▶ **AIM OF THE EXERCISE**:
Return the records below in full. Keep every word exact and skip the images.

▶ **GIVEN ENTRIES**:
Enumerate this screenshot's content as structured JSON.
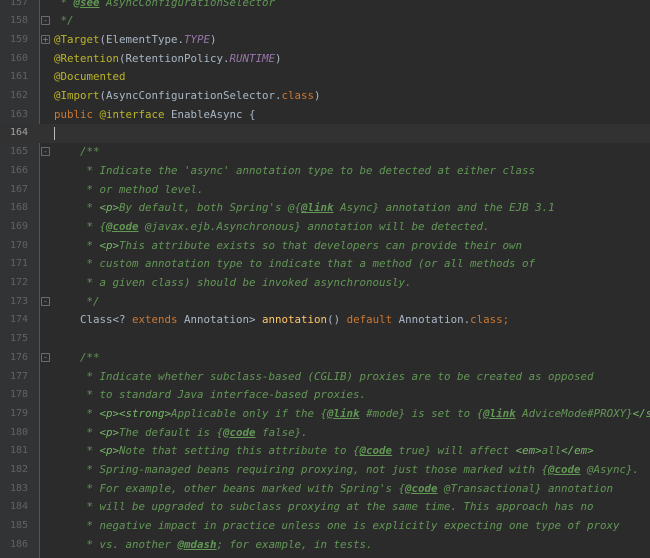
{
  "editor": {
    "lines": [
      {
        "n": "157",
        "fold": "",
        "tokens": [
          {
            "c": "doc",
            "t": " * "
          },
          {
            "c": "tag",
            "t": "@see"
          },
          {
            "c": "doc",
            "t": " AsyncConfigurationSelector"
          }
        ]
      },
      {
        "n": "158",
        "fold": "-",
        "tokens": [
          {
            "c": "doc",
            "t": " */"
          }
        ]
      },
      {
        "n": "159",
        "fold": "+",
        "tokens": [
          {
            "c": "ann",
            "t": "@Target"
          },
          {
            "c": "plain",
            "t": "(ElementType."
          },
          {
            "c": "const",
            "t": "TYPE"
          },
          {
            "c": "plain",
            "t": ")"
          }
        ]
      },
      {
        "n": "160",
        "fold": "",
        "tokens": [
          {
            "c": "ann",
            "t": "@Retention"
          },
          {
            "c": "plain",
            "t": "(RetentionPolicy."
          },
          {
            "c": "const",
            "t": "RUNTIME"
          },
          {
            "c": "plain",
            "t": ")"
          }
        ]
      },
      {
        "n": "161",
        "fold": "",
        "tokens": [
          {
            "c": "ann",
            "t": "@Documented"
          }
        ]
      },
      {
        "n": "162",
        "fold": "",
        "tokens": [
          {
            "c": "ann",
            "t": "@Import"
          },
          {
            "c": "plain",
            "t": "(AsyncConfigurationSelector."
          },
          {
            "c": "kw",
            "t": "class"
          },
          {
            "c": "plain",
            "t": ")"
          }
        ]
      },
      {
        "n": "163",
        "fold": "",
        "tokens": [
          {
            "c": "kw",
            "t": "public "
          },
          {
            "c": "ann",
            "t": "@interface"
          },
          {
            "c": "plain",
            "t": " EnableAsync {"
          }
        ]
      },
      {
        "n": "164",
        "fold": "",
        "current": true,
        "tokens": []
      },
      {
        "n": "165",
        "fold": "-",
        "tokens": [
          {
            "c": "doc",
            "t": "    /**"
          }
        ]
      },
      {
        "n": "166",
        "fold": "",
        "tokens": [
          {
            "c": "doc",
            "t": "     * Indicate the 'async' annotation type to be detected at either class"
          }
        ]
      },
      {
        "n": "167",
        "fold": "",
        "tokens": [
          {
            "c": "doc",
            "t": "     * or method level."
          }
        ]
      },
      {
        "n": "168",
        "fold": "",
        "tokens": [
          {
            "c": "doc",
            "t": "     * "
          },
          {
            "c": "htag",
            "t": "<p>"
          },
          {
            "c": "doc",
            "t": "By default, both Spring's @{"
          },
          {
            "c": "tag",
            "t": "@link"
          },
          {
            "c": "doc",
            "t": " Async} annotation and the EJB 3.1"
          }
        ]
      },
      {
        "n": "169",
        "fold": "",
        "tokens": [
          {
            "c": "doc",
            "t": "     * {"
          },
          {
            "c": "tag",
            "t": "@code"
          },
          {
            "c": "doc",
            "t": " @javax.ejb.Asynchronous} annotation will be detected."
          }
        ]
      },
      {
        "n": "170",
        "fold": "",
        "tokens": [
          {
            "c": "doc",
            "t": "     * "
          },
          {
            "c": "htag",
            "t": "<p>"
          },
          {
            "c": "doc",
            "t": "This attribute exists so that developers can provide their own"
          }
        ]
      },
      {
        "n": "171",
        "fold": "",
        "tokens": [
          {
            "c": "doc",
            "t": "     * custom annotation type to indicate that a method (or all methods of"
          }
        ]
      },
      {
        "n": "172",
        "fold": "",
        "tokens": [
          {
            "c": "doc",
            "t": "     * a given class) should be invoked asynchronously."
          }
        ]
      },
      {
        "n": "173",
        "fold": "-",
        "tokens": [
          {
            "c": "doc",
            "t": "     */"
          }
        ]
      },
      {
        "n": "174",
        "fold": "",
        "tokens": [
          {
            "c": "plain",
            "t": "    Class<? "
          },
          {
            "c": "kw",
            "t": "extends "
          },
          {
            "c": "plain",
            "t": "Annotation> "
          },
          {
            "c": "fn",
            "t": "annotation"
          },
          {
            "c": "plain",
            "t": "() "
          },
          {
            "c": "kw",
            "t": "default "
          },
          {
            "c": "plain",
            "t": "Annotation."
          },
          {
            "c": "kw",
            "t": "class;"
          }
        ]
      },
      {
        "n": "175",
        "fold": "",
        "tokens": []
      },
      {
        "n": "176",
        "fold": "-",
        "tokens": [
          {
            "c": "doc",
            "t": "    /**"
          }
        ]
      },
      {
        "n": "177",
        "fold": "",
        "tokens": [
          {
            "c": "doc",
            "t": "     * Indicate whether subclass-based (CGLIB) proxies are to be created as opposed"
          }
        ]
      },
      {
        "n": "178",
        "fold": "",
        "tokens": [
          {
            "c": "doc",
            "t": "     * to standard Java interface-based proxies."
          }
        ]
      },
      {
        "n": "179",
        "fold": "",
        "tokens": [
          {
            "c": "doc",
            "t": "     * "
          },
          {
            "c": "htag",
            "t": "<p><strong>"
          },
          {
            "c": "doc",
            "t": "Applicable only if the {"
          },
          {
            "c": "tag",
            "t": "@link"
          },
          {
            "c": "doc",
            "t": " #mode} is set to {"
          },
          {
            "c": "tag",
            "t": "@link"
          },
          {
            "c": "doc",
            "t": " AdviceMode#PROXY}"
          },
          {
            "c": "htag",
            "t": "</strong>"
          },
          {
            "c": "doc",
            "t": "."
          }
        ]
      },
      {
        "n": "180",
        "fold": "",
        "tokens": [
          {
            "c": "doc",
            "t": "     * "
          },
          {
            "c": "htag",
            "t": "<p>"
          },
          {
            "c": "doc",
            "t": "The default is {"
          },
          {
            "c": "tag",
            "t": "@code"
          },
          {
            "c": "doc",
            "t": " false}."
          }
        ]
      },
      {
        "n": "181",
        "fold": "",
        "tokens": [
          {
            "c": "doc",
            "t": "     * "
          },
          {
            "c": "htag",
            "t": "<p>"
          },
          {
            "c": "doc",
            "t": "Note that setting this attribute to {"
          },
          {
            "c": "tag",
            "t": "@code"
          },
          {
            "c": "doc",
            "t": " true} will affect "
          },
          {
            "c": "htag",
            "t": "<em>"
          },
          {
            "c": "doc",
            "t": "all"
          },
          {
            "c": "htag",
            "t": "</em>"
          }
        ]
      },
      {
        "n": "182",
        "fold": "",
        "tokens": [
          {
            "c": "doc",
            "t": "     * Spring-managed beans requiring proxying, not just those marked with {"
          },
          {
            "c": "tag",
            "t": "@code"
          },
          {
            "c": "doc",
            "t": " @Async}."
          }
        ]
      },
      {
        "n": "183",
        "fold": "",
        "tokens": [
          {
            "c": "doc",
            "t": "     * For example, other beans marked with Spring's {"
          },
          {
            "c": "tag",
            "t": "@code"
          },
          {
            "c": "doc",
            "t": " @Transactional} annotation"
          }
        ]
      },
      {
        "n": "184",
        "fold": "",
        "tokens": [
          {
            "c": "doc",
            "t": "     * will be upgraded to subclass proxying at the same time. This approach has no"
          }
        ]
      },
      {
        "n": "185",
        "fold": "",
        "tokens": [
          {
            "c": "doc",
            "t": "     * negative impact in practice unless one is explicitly expecting one type of proxy"
          }
        ]
      },
      {
        "n": "186",
        "fold": "",
        "tokens": [
          {
            "c": "doc",
            "t": "     * vs. another "
          },
          {
            "c": "tag",
            "t": "@mdash"
          },
          {
            "c": "doc",
            "t": "; for example, in tests."
          }
        ]
      }
    ]
  }
}
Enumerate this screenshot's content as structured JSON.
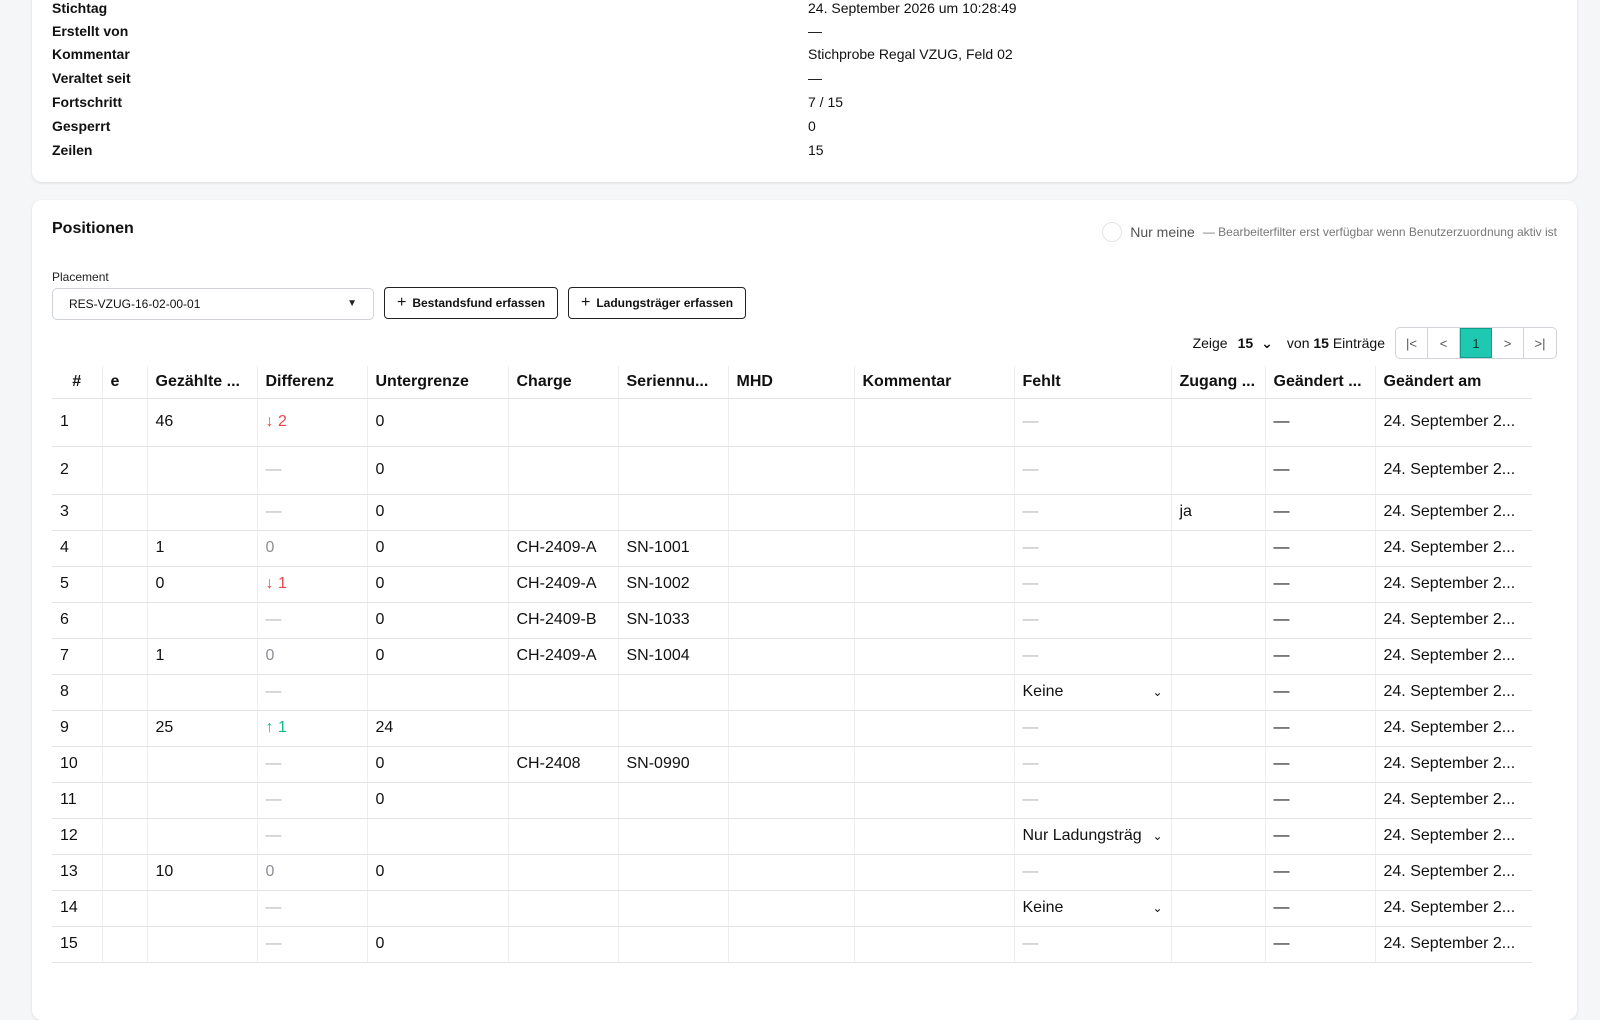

▶ **RESPONSE TO THE EXERCISE**:
Enumerate this screenshot's content as structured JSON.
{
  "editor": {
    "lines": [
      {
        "n": "157",
        "fold": "",
        "tokens": [
          {
            "c": "doc",
            "t": " * "
          },
          {
            "c": "tag",
            "t": "@see"
          },
          {
            "c": "doc",
            "t": " AsyncConfigurationSelector"
          }
        ]
      },
      {
        "n": "158",
        "fold": "-",
        "tokens": [
          {
            "c": "doc",
            "t": " */"
          }
        ]
      },
      {
        "n": "159",
        "fold": "+",
        "tokens": [
          {
            "c": "ann",
            "t": "@Target"
          },
          {
            "c": "plain",
            "t": "(ElementType."
          },
          {
            "c": "const",
            "t": "TYPE"
          },
          {
            "c": "plain",
            "t": ")"
          }
        ]
      },
      {
        "n": "160",
        "fold": "",
        "tokens": [
          {
            "c": "ann",
            "t": "@Retention"
          },
          {
            "c": "plain",
            "t": "(RetentionPolicy."
          },
          {
            "c": "const",
            "t": "RUNTIME"
          },
          {
            "c": "plain",
            "t": ")"
          }
        ]
      },
      {
        "n": "161",
        "fold": "",
        "tokens": [
          {
            "c": "ann",
            "t": "@Documented"
          }
        ]
      },
      {
        "n": "162",
        "fold": "",
        "tokens": [
          {
            "c": "ann",
            "t": "@Import"
          },
          {
            "c": "plain",
            "t": "(AsyncConfigurationSelector."
          },
          {
            "c": "kw",
            "t": "class"
          },
          {
            "c": "plain",
            "t": ")"
          }
        ]
      },
      {
        "n": "163",
        "fold": "",
        "tokens": [
          {
            "c": "kw",
            "t": "public "
          },
          {
            "c": "ann",
            "t": "@interface"
          },
          {
            "c": "plain",
            "t": " EnableAsync {"
          }
        ]
      },
      {
        "n": "164",
        "fold": "",
        "current": true,
        "tokens": []
      },
      {
        "n": "165",
        "fold": "-",
        "tokens": [
          {
            "c": "doc",
            "t": "    /**"
          }
        ]
      },
      {
        "n": "166",
        "fold": "",
        "tokens": [
          {
            "c": "doc",
            "t": "     * Indicate the 'async' annotation type to be detected at either class"
          }
        ]
      },
      {
        "n": "167",
        "fold": "",
        "tokens": [
          {
            "c": "doc",
            "t": "     * or method level."
          }
        ]
      },
      {
        "n": "168",
        "fold": "",
        "tokens": [
          {
            "c": "doc",
            "t": "     * "
          },
          {
            "c": "htag",
            "t": "<p>"
          },
          {
            "c": "doc",
            "t": "By default, both Spring's @{"
          },
          {
            "c": "tag",
            "t": "@link"
          },
          {
            "c": "doc",
            "t": " Async} annotation and the EJB 3.1"
          }
        ]
      },
      {
        "n": "169",
        "fold": "",
        "tokens": [
          {
            "c": "doc",
            "t": "     * {"
          },
          {
            "c": "tag",
            "t": "@code"
          },
          {
            "c": "doc",
            "t": " @javax.ejb.Asynchronous} annotation will be detected."
          }
        ]
      },
      {
        "n": "170",
        "fold": "",
        "tokens": [
          {
            "c": "doc",
            "t": "     * "
          },
          {
            "c": "htag",
            "t": "<p>"
          },
          {
            "c": "doc",
            "t": "This attribute exists so that developers can provide their own"
          }
        ]
      },
      {
        "n": "171",
        "fold": "",
        "tokens": [
          {
            "c": "doc",
            "t": "     * custom annotation type to indicate that a method (or all methods of"
          }
        ]
      },
      {
        "n": "172",
        "fold": "",
        "tokens": [
          {
            "c": "doc",
            "t": "     * a given class) should be invoked asynchronously."
          }
        ]
      },
      {
        "n": "173",
        "fold": "-",
        "tokens": [
          {
            "c": "doc",
            "t": "     */"
          }
        ]
      },
      {
        "n": "174",
        "fold": "",
        "tokens": [
          {
            "c": "plain",
            "t": "    Class<? "
          },
          {
            "c": "kw",
            "t": "extends "
          },
          {
            "c": "plain",
            "t": "Annotation> "
          },
          {
            "c": "fn",
            "t": "annotation"
          },
          {
            "c": "plain",
            "t": "() "
          },
          {
            "c": "kw",
            "t": "default "
          },
          {
            "c": "plain",
            "t": "Annotation."
          },
          {
            "c": "kw",
            "t": "class;"
          }
        ]
      },
      {
        "n": "175",
        "fold": "",
        "tokens": []
      },
      {
        "n": "176",
        "fold": "-",
        "tokens": [
          {
            "c": "doc",
            "t": "    /**"
          }
        ]
      },
      {
        "n": "177",
        "fold": "",
        "tokens": [
          {
            "c": "doc",
            "t": "     * Indicate whether subclass-based (CGLIB) proxies are to be created as opposed"
          }
        ]
      },
      {
        "n": "178",
        "fold": "",
        "tokens": [
          {
            "c": "doc",
            "t": "     * to standard Java interface-based proxies."
          }
        ]
      },
      {
        "n": "179",
        "fold": "",
        "tokens": [
          {
            "c": "doc",
            "t": "     * "
          },
          {
            "c": "htag",
            "t": "<p><strong>"
          },
          {
            "c": "doc",
            "t": "Applicable only if the {"
          },
          {
            "c": "tag",
            "t": "@link"
          },
          {
            "c": "doc",
            "t": " #mode} is set to {"
          },
          {
            "c": "tag",
            "t": "@link"
          },
          {
            "c": "doc",
            "t": " AdviceMode#PROXY}"
          },
          {
            "c": "htag",
            "t": "</strong>"
          },
          {
            "c": "doc",
            "t": "."
          }
        ]
      },
      {
        "n": "180",
        "fold": "",
        "tokens": [
          {
            "c": "doc",
            "t": "     * "
          },
          {
            "c": "htag",
            "t": "<p>"
          },
          {
            "c": "doc",
            "t": "The default is {"
          },
          {
            "c": "tag",
            "t": "@code"
          },
          {
            "c": "doc",
            "t": " false}."
          }
        ]
      },
      {
        "n": "181",
        "fold": "",
        "tokens": [
          {
            "c": "doc",
            "t": "     * "
          },
          {
            "c": "htag",
            "t": "<p>"
          },
          {
            "c": "doc",
            "t": "Note that setting this attribute to {"
          },
          {
            "c": "tag",
            "t": "@code"
          },
          {
            "c": "doc",
            "t": " true} will affect "
          },
          {
            "c": "htag",
            "t": "<em>"
          },
          {
            "c": "doc",
            "t": "all"
          },
          {
            "c": "htag",
            "t": "</em>"
          }
        ]
      },
      {
        "n": "182",
        "fold": "",
        "tokens": [
          {
            "c": "doc",
            "t": "     * Spring-managed beans requiring proxying, not just those marked with {"
          },
          {
            "c": "tag",
            "t": "@code"
          },
          {
            "c": "doc",
            "t": " @Async}."
          }
        ]
      },
      {
        "n": "183",
        "fold": "",
        "tokens": [
          {
            "c": "doc",
            "t": "     * For example, other beans marked with Spring's {"
          },
          {
            "c": "tag",
            "t": "@code"
          },
          {
            "c": "doc",
            "t": " @Transactional} annotation"
          }
        ]
      },
      {
        "n": "184",
        "fold": "",
        "tokens": [
          {
            "c": "doc",
            "t": "     * will be upgraded to subclass proxying at the same time. This approach has no"
          }
        ]
      },
      {
        "n": "185",
        "fold": "",
        "tokens": [
          {
            "c": "doc",
            "t": "     * negative impact in practice unless one is explicitly expecting one type of proxy"
          }
        ]
      },
      {
        "n": "186",
        "fold": "",
        "tokens": [
          {
            "c": "doc",
            "t": "     * vs. another "
          },
          {
            "c": "tag",
            "t": "@mdash"
          },
          {
            "c": "doc",
            "t": "; for example, in tests."
          }
        ]
      }
    ]
  }
}
Enumerate this screenshot's content as structured JSON.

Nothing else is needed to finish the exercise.